  • Health and nutrition: obviously health is the number one factor to consider. You may have to juggle around a bit to find the optimal balance of fresh ingredients, the right balance of vegetables and other foods, and appropriate flavourings. Also to be taken into account is what your child needs at different stages of growth and any health considerations such as allergies. For health conscious parents who want to buy some ready food for baby, Plum Baby offers a wide range of nutritious and wholesome organic baby food and organic toddler food, made from natural ingredients, and containing no artificial additives or preservatives. Their foods are available in the some supermarkets and also online. 

  • Likes and dislike: babies are people too and have their individuality right from day one. Their likes and dislikes in many things, including attitudes to foods, begin to show from very early on. This is something that came a surprise to me as a parent. So you've got to be sensitive and take baby's likes and dislikes into account in your choices on food preparation.
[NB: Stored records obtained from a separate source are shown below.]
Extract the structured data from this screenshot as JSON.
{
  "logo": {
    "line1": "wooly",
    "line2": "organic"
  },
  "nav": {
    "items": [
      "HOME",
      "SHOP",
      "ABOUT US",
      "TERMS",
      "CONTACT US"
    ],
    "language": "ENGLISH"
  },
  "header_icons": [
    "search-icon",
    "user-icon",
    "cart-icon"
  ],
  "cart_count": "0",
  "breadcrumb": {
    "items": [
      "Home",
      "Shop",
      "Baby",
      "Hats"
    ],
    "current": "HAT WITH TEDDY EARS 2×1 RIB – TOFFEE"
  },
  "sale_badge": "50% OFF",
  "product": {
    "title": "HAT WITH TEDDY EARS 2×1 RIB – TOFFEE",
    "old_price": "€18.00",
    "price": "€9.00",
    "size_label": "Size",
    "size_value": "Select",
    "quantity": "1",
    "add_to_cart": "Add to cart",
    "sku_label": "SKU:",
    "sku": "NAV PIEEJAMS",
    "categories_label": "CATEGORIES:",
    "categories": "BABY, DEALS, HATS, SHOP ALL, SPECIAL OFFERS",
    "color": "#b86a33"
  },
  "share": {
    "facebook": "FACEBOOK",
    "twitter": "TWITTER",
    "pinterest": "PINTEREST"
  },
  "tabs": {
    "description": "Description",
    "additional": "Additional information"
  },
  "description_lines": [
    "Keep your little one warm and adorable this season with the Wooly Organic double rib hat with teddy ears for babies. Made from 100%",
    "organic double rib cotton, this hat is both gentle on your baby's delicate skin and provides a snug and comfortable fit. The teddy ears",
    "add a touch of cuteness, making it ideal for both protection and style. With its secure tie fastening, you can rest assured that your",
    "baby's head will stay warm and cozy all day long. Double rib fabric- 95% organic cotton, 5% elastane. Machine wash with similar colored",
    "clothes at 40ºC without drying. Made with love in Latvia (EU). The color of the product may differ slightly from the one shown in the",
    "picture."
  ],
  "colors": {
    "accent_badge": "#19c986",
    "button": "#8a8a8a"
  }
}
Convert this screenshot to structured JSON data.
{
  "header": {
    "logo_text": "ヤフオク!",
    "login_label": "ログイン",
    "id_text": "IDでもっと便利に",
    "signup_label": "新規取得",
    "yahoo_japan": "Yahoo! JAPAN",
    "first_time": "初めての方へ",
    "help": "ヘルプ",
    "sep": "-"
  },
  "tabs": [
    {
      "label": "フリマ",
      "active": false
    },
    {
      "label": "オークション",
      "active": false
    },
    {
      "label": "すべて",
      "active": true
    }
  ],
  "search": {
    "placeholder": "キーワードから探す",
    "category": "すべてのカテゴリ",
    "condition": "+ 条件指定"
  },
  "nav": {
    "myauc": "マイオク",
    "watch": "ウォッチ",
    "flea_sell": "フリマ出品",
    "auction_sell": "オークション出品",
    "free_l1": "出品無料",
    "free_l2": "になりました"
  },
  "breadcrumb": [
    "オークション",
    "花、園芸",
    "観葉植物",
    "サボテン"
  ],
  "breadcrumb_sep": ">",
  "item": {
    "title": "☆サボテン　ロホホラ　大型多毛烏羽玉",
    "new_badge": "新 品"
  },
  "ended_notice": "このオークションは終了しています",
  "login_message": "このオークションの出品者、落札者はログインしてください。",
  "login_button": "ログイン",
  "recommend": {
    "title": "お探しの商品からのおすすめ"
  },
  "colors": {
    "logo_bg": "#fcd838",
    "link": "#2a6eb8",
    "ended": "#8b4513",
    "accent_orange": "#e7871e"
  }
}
You can find a balanced approach in which you combine the health and nutrition requirements with fun ways of presenting food. 

  • Practicality: if you have other members of the family to take care of, you have to be practical and strategic about how you prepare food so everybody is happy. For example, you may want to cook the same basic dish for the whole family but set aside baby's portion before adding salt, spices or other flavourings. Also, you have to plan how to sequence what you prepare, so you don't have to cook three or four meals everyday.

  • Creativity and fun: cooking for young children is not only a way of expressing love and care, but can be an avenue for creativity and fun. A playful approach can help here. From a very early stage when he could pick finger foods, my son didn't like mixed vegetables when they were served in one lot. But arrange the same vegetables separately on a plate: carrots on one side, peas to another side and sweet corn in its own heap, and he was a happy chomper.   

  • Now try this: For this particular blog post, we don't offer a particular recipe but a way of presenting food to baby. For serving one:  the veges are served in separate and distinct parts of the plate, instead of all mixed up. For serving two:  try substituting veges until you find out what baby prefers – for example, take out  the peas and try cut green beans. This is very simple but it works.